Atoms have a tiny central nucleus with electrons whizzing around outside it. The electrons are fundamental particles. However, the nucleus is made from collections of two smaller particles: protons and neutrons.  They have very similar masses, but the proton has a positive charge whereas the neutron is not charged (hence the name neutron – neutral). The neutron helps keep the nucleus together.  They were first discovered by James Chadwick in 1932 following observation by Bothe on bombarding beryllium with alpha particles.

Bob mentioned the DeBroglie wavelength expression for neutron waves much to the mystification of much of his audience; in order to show how neutrons can be used to jostle particles.  Neutron diffraction or elastic neutron scattering is the application of neutron scattering to the determination of the atomic and/or magnetic structure of a material. A sample to be examined is placed in a beam of thermal or cold neutrons to obtain a diffraction pattern that provides information of the structure of the material. The technique is similar to X-ray diffraction but due to their different scattering properties, neutrons and X-rays provide complementary information: X-Rays are suited for superficial analysis, strong x-rays from synchrotron radiation are suited for shallow depths or thin specimens, while neutrons having high penetration depth are suited for bulk samples.

This means that steel castings can be examined to “see” their atomic structure and Bob had been involved with examining railway lines after a recent Reading rail crash as well as carriage wheels that proved to have been incorrectly designed.

From its start in 1940’s neutron radiography has been used increasingly in different areas of “science”.  In the 1950’s it was physicist that used it; in 1960’s chemists became interested; in 1970’s biologists and engineers were using it and since 1990’s all branches of science are using it and it has tremendous social implications.

This radiography required a source of neutrons and these came from nuclear reactors.  In 1990’s there was a fear of a “neutron drought” as reactors were closed down.  Today spallation sources are used.  Bob was much involved in trying to have such a facility constructed at Burn near Selby.  It would have brought much research and jobs to the region for decades to come.  The cost was about the same as staging an Olympic Games. Guess which one got the money?

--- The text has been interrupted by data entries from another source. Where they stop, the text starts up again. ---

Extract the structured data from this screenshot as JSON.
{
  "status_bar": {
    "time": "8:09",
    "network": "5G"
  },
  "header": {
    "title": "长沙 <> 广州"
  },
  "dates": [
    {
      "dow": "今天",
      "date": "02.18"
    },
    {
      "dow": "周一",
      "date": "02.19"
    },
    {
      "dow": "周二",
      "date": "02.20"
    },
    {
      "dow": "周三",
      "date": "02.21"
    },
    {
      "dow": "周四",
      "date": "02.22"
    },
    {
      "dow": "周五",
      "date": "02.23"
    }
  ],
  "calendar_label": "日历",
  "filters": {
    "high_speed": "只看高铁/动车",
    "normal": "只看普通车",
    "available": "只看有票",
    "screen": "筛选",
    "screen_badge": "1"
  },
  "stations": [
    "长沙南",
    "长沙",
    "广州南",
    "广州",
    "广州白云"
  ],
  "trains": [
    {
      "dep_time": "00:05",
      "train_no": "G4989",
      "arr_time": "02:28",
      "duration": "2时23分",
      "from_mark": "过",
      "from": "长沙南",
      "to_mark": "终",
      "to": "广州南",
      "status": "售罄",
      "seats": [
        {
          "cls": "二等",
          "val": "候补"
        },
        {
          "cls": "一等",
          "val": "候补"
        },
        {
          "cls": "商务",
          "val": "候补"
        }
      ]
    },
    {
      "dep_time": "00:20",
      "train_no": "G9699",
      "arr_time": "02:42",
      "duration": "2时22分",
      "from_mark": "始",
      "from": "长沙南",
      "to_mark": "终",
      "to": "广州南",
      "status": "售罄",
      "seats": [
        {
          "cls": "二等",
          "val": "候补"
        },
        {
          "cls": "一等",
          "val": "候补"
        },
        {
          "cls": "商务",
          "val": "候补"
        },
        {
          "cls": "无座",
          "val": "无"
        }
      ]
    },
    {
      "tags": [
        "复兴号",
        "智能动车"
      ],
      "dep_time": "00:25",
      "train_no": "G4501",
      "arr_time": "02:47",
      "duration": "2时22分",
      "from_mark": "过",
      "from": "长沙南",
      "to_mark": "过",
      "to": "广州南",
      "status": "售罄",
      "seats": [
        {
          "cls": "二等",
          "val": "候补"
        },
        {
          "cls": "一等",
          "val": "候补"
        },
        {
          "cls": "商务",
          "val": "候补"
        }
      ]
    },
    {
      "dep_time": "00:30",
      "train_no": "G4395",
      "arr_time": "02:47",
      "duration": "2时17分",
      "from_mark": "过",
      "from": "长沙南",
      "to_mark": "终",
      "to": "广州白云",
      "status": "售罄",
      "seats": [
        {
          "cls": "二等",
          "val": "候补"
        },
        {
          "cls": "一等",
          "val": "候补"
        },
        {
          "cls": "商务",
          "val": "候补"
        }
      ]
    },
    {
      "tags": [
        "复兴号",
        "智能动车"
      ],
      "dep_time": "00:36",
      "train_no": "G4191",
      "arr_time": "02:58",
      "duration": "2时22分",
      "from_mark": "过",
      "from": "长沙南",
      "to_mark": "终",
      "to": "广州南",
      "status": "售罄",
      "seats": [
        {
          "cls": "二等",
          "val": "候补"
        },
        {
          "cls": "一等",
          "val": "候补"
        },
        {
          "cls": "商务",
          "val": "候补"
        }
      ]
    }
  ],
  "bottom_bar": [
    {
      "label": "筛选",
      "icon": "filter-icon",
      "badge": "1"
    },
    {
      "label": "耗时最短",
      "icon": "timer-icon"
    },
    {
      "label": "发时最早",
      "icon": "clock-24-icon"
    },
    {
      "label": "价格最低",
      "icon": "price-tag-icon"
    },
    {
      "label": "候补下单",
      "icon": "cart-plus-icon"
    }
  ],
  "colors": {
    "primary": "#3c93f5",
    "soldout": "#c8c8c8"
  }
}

Whilst the talk required concentration by the audience, it was lavishly illustrated by superb and wonderfully colourful illustrations and gave an insight into a major area of science that the writer of this blog was very ignorant of.  As a Club, we are very lucky to have had Bob educate us in such a pleasing way.